Title: Evaluating the performance of sampling plans to detect fumonisn B1 (FB1) in maize lots marketted in Nigeria

item Whitaker, Thomas
item DOKO, M

Submitted to: Journal of Association of Official Analytical Chemists International
Publication Type: Peer Reviewed Journal
Publication Acceptance Date: 3/14/2007
Publication Date: 8/29/2007
Citation: Whitaker, T.B., Doko, M.B., Maestroni, B.M., Slate, A.B., Ogunbanwo, B.F. 2007. Evaluating the performance of sampling plans to detect fumonisn B1 (FB1) in maize lots marketted in Nigeria. Journal of Association of Official Analytical Chemists International 90:1050-1059.

Interpretive Summary: Fumonisin is one of several mycotoxins produced by molds that are considered to be a carcinogenic and toxic compound that contaminates grains. Because of limited economic and technical resources, developing countries have a more difficult time of preventing mycotoxin contamination and removing contaminated grains from food channels. As regulatory agencies establish action limits for fumonisin, processors, manufacturers, exporters, and importers inspect grain products to detect and remove contaminated lots from the food and feed chain. It is difficult to determine the exact fumonisin level in large shipments because samples taken from the same contaminated lot will produce a wide range of fumonisin results. A study was developed with the support of the International Atomic Energy Agency to develop a statistical method to evaluate the accuracy with which sampling plans can detect corn shipments contaminated with fumonisin. A method was developed to predict the performance of fumonisin sampling plan designs so that sampling plans can be designed to reduce the number of lots miss-classified. This will reduce both health risks to the consumer and economic loss to the grain industry.

Technical Abstract: Fumonisins are toxic and carcinogenic compounds produced by fungi that can be readily found in maize. Several nations have developed regulatory limits to protect consumers from unreasonably high levels of fumonisins in maize. The establishment of maximum limits for fumonisins in maize requires that grain industries and regulatory agencies develop scientifically based sampling plans for fumonisin in maize that will meet regulatory and/or customer maximum limits for fumonisin. As part of an International Atomic energy Agency effort to assist developing countries to control mycotoxin contamination, a study was carried out to design sampling plans to determine fumonisin in maize produced and marketed in Nigeria, Africa. One hundred maize lots were sampled according to an experimental protocol where 20 test samples, 100 g each, were taken from each lot resulting in a total of 2000 fumonisin analyses.
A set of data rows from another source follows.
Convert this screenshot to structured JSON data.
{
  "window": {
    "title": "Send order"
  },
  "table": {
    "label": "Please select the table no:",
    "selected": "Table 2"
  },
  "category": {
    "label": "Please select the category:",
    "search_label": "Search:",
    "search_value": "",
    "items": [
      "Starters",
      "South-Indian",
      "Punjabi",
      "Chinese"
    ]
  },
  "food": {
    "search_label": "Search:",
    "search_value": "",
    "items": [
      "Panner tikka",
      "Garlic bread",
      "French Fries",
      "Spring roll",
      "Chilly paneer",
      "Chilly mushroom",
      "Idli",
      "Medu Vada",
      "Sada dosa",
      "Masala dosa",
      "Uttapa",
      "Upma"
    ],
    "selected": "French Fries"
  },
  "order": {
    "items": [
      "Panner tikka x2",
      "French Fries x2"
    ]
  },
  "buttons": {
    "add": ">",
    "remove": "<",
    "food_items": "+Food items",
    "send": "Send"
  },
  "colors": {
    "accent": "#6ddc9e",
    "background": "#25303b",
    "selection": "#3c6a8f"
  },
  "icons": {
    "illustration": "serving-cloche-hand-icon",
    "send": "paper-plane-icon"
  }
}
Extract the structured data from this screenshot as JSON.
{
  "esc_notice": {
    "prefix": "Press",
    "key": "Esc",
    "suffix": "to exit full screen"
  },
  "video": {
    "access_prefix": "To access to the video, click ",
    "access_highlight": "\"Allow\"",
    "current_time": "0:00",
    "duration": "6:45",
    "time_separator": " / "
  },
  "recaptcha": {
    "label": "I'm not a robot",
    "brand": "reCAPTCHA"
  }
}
The total variability associated with the combined sampling, sample preparation, and analytical steps of the fumonisin test procedure were measured for each of the 100 maize lots. The total variance was found to be a function of the lot fumonisin concentration and regression equations were developed to predict the total variance as a function of fumonisin concentration. The total variability of the fumonisin test procedure was very similar to the uncertainty associated with a USDA study conducted on maize marketed in the southeastern United States. The observed fumonisin distribution among the 20-fumonisin sample test results was compared to several theoretical distributions. The negative binomial distribution was selected to model fumonisin test results for maize because it gave the best fit across all 100 observed sample distributions. Specific computer software was developed using the variance and distribution information to predict the performance of sampling plan designs to detect fumonisin in maize shipments. The performance of several sampling plan designs was evaluated to demonstrate how to manipulate sample size and accept/reject limits to reduce misclassification of maize lots.